ASSIGNMENT: Please copy every line below that contains the string "screenshot".

"""

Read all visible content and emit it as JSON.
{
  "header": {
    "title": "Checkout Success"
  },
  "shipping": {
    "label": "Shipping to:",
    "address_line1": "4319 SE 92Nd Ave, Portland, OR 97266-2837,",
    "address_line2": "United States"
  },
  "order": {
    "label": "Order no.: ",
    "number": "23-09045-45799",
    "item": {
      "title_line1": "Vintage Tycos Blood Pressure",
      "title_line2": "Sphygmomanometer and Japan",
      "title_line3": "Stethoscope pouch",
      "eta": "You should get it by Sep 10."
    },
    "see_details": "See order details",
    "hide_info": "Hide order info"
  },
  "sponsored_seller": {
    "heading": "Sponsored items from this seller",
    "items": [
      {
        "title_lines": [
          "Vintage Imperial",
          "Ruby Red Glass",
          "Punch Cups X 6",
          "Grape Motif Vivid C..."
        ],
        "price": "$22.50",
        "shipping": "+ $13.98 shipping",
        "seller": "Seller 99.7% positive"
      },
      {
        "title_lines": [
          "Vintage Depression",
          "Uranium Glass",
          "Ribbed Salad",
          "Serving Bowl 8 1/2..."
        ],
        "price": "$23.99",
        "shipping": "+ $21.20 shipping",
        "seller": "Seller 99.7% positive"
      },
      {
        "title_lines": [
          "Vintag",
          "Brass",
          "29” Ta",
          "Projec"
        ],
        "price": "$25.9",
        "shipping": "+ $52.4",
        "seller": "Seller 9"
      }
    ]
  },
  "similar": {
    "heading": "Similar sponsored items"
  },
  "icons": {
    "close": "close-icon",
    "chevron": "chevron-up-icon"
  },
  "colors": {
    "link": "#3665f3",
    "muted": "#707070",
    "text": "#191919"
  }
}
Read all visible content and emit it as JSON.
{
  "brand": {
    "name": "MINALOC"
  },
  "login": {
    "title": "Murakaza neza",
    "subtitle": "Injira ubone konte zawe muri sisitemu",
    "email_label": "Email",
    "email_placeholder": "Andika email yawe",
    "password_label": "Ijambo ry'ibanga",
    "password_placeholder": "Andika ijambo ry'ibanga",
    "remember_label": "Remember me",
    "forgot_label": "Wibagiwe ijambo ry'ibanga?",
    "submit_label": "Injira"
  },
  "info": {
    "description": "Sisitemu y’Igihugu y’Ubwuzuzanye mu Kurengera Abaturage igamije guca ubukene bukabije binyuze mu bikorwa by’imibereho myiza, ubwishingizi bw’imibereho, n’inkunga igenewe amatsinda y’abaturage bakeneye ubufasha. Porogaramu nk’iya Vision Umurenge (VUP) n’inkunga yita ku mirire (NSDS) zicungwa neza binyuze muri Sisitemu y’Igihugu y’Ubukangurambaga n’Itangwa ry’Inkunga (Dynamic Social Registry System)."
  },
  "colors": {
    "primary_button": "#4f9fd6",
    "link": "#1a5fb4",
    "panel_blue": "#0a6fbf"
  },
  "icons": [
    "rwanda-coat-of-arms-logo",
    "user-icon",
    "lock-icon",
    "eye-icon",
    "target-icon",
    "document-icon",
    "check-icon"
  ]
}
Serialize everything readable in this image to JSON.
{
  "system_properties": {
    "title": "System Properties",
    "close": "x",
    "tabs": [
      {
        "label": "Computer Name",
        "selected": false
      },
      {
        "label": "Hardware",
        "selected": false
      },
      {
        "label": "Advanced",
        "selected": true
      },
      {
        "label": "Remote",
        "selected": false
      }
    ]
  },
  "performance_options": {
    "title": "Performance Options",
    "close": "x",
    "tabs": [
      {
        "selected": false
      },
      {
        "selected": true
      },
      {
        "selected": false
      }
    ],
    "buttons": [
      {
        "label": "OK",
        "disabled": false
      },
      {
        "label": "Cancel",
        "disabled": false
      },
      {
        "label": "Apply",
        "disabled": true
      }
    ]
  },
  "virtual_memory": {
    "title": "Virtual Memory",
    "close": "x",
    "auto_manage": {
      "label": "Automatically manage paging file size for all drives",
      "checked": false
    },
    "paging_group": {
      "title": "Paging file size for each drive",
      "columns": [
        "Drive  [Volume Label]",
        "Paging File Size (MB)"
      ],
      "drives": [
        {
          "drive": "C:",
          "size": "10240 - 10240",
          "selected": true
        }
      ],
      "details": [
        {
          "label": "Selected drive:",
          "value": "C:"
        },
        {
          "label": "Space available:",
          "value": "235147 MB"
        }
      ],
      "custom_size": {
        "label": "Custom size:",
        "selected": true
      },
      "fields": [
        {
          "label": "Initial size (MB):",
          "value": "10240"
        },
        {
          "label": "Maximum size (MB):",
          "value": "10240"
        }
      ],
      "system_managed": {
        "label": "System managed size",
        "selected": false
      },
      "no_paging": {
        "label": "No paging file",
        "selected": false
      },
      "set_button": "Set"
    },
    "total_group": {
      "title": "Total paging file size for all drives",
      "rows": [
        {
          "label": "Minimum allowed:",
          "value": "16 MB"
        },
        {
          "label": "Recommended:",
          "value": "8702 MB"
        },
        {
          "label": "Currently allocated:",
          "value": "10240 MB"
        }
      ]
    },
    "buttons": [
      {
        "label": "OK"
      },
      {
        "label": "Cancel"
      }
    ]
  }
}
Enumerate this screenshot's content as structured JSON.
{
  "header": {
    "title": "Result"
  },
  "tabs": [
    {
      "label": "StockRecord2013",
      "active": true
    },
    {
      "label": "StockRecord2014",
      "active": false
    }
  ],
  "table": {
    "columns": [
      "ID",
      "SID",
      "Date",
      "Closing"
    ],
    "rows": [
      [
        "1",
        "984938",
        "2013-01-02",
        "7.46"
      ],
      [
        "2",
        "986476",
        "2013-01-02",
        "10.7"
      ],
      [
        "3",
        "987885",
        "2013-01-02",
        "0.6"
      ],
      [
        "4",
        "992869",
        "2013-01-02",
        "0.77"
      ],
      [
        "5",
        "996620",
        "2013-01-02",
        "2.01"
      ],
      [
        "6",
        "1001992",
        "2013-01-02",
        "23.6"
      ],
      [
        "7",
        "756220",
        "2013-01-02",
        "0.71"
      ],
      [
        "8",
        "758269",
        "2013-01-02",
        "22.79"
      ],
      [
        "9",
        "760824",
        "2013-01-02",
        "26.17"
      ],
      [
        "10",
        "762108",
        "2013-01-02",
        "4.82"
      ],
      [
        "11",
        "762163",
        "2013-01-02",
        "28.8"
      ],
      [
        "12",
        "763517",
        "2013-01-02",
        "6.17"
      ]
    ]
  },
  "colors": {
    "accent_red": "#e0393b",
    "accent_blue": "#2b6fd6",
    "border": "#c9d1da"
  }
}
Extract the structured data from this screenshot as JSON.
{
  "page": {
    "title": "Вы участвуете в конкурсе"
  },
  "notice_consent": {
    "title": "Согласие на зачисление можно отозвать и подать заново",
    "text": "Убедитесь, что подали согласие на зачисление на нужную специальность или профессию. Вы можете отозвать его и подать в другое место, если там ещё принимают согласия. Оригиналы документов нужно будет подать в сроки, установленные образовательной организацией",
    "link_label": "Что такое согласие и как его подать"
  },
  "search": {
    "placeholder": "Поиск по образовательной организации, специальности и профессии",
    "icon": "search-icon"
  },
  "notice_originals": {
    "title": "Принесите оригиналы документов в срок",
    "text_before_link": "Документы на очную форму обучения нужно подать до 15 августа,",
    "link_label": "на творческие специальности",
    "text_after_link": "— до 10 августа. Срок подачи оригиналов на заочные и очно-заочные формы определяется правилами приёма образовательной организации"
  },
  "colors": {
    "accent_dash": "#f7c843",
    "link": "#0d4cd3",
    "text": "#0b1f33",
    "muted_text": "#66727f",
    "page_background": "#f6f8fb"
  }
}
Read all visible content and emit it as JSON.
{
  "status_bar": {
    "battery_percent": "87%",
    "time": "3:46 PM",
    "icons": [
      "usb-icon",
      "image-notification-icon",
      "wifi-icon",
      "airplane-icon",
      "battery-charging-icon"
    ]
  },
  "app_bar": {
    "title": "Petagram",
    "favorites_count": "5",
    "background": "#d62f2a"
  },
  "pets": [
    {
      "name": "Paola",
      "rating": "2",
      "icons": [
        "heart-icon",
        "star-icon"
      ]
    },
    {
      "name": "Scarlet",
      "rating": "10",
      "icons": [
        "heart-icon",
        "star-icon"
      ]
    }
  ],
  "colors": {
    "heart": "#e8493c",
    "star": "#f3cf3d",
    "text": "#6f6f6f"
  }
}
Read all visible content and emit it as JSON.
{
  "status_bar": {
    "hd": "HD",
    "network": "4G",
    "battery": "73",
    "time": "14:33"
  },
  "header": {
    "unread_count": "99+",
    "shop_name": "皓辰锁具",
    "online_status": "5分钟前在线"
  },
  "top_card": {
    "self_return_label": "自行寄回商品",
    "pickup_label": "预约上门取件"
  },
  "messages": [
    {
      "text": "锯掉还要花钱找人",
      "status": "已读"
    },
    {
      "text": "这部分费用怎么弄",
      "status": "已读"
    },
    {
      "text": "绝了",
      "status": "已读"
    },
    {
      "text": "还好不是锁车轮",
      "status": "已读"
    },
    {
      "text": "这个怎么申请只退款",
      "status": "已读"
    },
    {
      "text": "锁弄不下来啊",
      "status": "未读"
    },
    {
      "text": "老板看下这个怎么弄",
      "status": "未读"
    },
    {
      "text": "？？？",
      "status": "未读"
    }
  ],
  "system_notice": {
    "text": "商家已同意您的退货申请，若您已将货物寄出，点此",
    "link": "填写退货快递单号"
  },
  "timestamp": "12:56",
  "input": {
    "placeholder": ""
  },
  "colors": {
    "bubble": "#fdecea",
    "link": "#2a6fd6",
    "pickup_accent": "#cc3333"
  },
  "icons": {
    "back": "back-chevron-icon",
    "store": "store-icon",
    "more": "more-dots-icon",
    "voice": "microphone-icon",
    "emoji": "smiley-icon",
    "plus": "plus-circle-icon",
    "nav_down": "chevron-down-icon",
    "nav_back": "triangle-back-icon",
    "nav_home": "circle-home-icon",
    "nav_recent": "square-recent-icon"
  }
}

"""

TASK ANSWER:
Enumerate this screenshot's content as structured JSON.
Extract the structured data from this screenshot as JSON.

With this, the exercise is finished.